== Extracted entries ==

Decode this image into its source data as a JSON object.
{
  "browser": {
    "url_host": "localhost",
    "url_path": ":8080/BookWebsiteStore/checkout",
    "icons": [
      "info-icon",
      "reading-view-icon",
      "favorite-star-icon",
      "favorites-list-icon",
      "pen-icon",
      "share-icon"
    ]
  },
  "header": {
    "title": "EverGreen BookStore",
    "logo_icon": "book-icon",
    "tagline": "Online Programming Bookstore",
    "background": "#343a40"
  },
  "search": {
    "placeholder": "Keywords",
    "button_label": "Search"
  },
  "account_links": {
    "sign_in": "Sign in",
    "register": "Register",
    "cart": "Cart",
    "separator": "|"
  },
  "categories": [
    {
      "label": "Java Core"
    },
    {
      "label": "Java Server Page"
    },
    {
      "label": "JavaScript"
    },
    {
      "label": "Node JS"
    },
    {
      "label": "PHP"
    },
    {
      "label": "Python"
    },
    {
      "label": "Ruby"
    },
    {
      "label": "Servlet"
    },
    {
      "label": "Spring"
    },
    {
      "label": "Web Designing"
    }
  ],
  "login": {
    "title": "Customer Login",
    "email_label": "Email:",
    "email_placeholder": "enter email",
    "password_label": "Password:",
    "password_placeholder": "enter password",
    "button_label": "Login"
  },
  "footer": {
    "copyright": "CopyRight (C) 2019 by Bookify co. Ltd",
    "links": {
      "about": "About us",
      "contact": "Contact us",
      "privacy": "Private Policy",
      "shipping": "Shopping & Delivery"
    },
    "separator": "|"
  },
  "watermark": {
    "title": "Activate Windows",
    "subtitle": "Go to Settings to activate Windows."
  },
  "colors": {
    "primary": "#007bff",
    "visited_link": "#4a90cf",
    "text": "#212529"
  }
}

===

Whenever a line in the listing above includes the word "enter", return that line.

= Problem solution =
    "email_placeholder": "enter email",
    "password_placeholder": "enter password",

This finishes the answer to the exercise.